■ **Task prompt**
For the entries below, say how many lines hold the word "will", with the number as the only reply.
### Exercise materials
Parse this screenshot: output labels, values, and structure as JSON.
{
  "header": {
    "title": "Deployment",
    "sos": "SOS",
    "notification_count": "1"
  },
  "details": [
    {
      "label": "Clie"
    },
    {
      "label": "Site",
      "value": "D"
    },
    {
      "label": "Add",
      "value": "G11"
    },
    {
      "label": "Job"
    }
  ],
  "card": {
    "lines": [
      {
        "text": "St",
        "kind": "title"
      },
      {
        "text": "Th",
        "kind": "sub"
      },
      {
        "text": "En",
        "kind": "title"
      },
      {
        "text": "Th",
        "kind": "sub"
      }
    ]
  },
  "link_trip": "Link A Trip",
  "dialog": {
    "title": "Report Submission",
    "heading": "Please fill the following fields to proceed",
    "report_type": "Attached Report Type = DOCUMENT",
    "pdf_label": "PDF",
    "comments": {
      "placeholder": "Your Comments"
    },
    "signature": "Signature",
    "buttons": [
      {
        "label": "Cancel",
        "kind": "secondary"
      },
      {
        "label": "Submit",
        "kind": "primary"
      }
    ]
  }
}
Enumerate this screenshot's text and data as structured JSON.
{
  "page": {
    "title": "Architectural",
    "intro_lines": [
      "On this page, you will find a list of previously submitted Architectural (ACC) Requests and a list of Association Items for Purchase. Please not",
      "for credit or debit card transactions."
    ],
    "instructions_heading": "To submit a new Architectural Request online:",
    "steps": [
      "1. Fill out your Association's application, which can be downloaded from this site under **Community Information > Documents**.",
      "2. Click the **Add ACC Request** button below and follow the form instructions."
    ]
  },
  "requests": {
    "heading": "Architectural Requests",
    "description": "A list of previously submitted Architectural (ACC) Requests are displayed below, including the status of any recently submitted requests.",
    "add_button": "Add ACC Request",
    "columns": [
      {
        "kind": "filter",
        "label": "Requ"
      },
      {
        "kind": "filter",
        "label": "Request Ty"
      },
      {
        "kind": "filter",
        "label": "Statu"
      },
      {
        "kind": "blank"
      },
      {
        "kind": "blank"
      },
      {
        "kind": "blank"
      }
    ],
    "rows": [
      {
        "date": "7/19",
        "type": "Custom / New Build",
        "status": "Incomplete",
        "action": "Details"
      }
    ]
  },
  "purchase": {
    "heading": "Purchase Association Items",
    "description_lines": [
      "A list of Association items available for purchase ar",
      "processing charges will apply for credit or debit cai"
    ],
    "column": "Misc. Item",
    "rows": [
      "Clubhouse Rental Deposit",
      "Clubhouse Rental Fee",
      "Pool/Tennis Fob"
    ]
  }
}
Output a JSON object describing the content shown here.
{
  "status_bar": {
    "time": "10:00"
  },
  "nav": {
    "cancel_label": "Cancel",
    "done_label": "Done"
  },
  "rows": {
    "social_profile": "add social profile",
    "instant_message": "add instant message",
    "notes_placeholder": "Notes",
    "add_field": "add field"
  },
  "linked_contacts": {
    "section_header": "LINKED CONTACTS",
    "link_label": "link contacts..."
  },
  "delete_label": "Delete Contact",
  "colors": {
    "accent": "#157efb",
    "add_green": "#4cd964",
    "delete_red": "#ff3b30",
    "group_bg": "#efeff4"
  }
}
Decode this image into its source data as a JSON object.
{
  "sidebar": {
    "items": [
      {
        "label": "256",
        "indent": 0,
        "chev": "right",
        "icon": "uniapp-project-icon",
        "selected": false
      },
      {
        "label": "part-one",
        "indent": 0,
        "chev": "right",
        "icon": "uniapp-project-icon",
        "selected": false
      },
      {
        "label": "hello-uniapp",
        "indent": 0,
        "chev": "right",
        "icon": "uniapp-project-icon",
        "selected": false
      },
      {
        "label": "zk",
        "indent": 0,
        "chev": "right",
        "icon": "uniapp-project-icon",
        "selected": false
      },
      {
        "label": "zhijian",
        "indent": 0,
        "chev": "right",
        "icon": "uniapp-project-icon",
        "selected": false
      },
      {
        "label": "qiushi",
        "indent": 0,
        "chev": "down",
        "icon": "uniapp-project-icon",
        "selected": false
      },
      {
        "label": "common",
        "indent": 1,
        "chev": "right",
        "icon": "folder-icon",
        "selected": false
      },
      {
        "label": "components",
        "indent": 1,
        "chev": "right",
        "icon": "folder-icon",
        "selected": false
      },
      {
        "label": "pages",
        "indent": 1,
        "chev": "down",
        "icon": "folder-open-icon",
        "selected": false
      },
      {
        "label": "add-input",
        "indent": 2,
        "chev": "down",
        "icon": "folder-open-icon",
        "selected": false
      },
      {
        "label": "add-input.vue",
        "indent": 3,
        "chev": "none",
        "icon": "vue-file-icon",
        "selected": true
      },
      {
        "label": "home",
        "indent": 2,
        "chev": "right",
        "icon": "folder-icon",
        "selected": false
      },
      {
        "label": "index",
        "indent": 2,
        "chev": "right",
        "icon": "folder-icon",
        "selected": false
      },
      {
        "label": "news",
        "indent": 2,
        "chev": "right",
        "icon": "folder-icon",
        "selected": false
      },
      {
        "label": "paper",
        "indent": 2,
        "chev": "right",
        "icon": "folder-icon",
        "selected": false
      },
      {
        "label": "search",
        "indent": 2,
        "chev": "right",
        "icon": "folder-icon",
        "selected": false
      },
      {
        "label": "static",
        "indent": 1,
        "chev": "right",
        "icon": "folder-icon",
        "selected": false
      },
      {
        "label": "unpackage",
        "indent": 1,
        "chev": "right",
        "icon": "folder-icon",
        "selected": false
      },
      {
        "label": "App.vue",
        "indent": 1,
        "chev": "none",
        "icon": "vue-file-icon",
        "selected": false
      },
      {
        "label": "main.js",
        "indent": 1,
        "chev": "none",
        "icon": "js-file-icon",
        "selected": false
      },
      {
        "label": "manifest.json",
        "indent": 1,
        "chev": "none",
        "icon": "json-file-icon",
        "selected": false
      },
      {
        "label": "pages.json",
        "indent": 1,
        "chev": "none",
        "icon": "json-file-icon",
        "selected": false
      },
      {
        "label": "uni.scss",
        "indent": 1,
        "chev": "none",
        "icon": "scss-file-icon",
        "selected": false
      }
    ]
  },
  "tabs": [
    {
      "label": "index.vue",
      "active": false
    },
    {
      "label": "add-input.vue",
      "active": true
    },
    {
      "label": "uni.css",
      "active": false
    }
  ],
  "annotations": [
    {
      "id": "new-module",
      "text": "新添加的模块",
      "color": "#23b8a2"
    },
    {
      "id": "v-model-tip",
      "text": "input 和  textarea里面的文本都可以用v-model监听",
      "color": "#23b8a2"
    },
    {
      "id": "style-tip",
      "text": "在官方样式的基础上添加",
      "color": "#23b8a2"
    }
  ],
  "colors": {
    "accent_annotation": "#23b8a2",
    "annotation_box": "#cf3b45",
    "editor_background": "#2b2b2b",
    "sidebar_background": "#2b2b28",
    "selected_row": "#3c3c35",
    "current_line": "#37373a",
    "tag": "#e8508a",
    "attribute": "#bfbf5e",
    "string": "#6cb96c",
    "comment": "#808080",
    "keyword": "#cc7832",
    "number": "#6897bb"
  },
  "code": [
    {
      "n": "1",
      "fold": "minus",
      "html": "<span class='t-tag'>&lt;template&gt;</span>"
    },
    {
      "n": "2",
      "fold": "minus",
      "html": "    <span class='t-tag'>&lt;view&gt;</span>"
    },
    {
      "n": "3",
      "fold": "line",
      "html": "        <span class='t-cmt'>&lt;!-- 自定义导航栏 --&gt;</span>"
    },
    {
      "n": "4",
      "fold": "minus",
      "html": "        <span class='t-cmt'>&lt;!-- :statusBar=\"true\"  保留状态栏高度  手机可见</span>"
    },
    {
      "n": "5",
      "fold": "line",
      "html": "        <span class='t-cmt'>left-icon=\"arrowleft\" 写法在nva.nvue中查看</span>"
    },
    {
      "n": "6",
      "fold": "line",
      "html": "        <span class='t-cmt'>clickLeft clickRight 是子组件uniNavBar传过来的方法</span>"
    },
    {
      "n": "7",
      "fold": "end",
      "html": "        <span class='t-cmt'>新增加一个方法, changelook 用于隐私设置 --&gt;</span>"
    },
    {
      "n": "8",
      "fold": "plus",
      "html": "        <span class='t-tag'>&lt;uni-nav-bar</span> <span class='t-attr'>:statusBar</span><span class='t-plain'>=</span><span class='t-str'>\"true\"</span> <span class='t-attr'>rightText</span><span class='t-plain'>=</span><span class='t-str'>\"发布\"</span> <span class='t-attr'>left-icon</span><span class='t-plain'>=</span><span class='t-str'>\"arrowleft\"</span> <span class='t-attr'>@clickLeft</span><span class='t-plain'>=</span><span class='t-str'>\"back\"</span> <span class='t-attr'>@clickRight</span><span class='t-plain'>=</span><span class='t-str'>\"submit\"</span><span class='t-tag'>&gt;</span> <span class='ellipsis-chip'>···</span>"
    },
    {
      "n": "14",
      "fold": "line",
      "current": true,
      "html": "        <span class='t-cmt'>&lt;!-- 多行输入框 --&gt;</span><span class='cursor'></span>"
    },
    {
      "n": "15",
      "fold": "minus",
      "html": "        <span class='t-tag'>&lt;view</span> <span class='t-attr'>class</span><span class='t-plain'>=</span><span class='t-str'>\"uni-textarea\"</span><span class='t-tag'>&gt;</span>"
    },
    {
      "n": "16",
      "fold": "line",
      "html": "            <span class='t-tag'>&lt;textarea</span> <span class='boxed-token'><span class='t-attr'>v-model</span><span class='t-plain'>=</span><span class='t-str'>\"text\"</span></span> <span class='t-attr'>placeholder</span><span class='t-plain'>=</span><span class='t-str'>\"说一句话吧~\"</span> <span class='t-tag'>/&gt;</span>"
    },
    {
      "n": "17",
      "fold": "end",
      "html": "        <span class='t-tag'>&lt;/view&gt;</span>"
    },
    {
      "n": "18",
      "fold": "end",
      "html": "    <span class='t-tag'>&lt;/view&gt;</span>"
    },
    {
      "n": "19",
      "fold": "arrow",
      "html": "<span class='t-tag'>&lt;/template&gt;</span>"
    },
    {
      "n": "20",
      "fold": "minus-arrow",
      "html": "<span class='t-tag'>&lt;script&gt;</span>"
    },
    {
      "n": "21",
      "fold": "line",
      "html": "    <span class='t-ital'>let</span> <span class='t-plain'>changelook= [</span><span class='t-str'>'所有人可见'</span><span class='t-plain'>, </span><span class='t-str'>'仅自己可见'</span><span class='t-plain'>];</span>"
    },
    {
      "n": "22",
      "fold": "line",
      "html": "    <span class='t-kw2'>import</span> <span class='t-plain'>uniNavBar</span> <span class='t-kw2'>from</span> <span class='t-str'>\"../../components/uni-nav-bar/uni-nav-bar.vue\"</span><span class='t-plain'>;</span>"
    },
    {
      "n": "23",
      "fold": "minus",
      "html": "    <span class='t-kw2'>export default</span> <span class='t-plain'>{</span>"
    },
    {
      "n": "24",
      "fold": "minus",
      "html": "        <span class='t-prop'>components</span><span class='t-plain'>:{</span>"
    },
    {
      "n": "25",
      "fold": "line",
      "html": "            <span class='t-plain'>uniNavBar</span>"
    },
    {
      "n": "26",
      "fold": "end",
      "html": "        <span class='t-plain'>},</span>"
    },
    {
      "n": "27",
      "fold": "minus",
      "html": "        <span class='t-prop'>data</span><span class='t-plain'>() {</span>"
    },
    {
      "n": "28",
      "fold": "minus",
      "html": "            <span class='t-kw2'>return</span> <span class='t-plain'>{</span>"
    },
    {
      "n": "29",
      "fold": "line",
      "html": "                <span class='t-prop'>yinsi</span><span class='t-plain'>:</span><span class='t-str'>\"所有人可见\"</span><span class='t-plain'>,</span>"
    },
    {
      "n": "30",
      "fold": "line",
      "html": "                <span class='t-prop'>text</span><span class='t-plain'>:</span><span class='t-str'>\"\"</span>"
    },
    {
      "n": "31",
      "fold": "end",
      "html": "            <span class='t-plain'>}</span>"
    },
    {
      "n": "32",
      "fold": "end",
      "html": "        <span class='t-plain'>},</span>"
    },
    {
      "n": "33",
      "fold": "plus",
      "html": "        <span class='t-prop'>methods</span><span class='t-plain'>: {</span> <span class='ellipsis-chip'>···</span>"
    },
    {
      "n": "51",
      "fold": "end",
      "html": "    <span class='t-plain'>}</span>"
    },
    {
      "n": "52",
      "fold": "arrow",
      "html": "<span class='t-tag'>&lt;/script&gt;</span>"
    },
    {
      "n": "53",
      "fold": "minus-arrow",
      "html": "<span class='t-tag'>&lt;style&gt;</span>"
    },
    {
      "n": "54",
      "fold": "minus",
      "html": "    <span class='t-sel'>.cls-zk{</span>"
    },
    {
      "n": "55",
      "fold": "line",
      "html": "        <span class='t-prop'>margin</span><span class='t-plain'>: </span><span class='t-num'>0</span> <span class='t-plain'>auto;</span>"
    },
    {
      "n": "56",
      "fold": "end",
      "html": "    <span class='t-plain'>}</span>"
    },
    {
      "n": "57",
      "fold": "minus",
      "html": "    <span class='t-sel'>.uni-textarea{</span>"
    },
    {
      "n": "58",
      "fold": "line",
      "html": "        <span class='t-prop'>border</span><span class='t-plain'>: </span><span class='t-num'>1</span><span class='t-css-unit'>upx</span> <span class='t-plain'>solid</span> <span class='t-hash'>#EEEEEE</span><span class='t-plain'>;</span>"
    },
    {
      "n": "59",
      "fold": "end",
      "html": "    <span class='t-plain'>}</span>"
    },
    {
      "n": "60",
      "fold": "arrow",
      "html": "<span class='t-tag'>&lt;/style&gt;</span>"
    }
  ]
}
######
■ **Response for this exercise**
2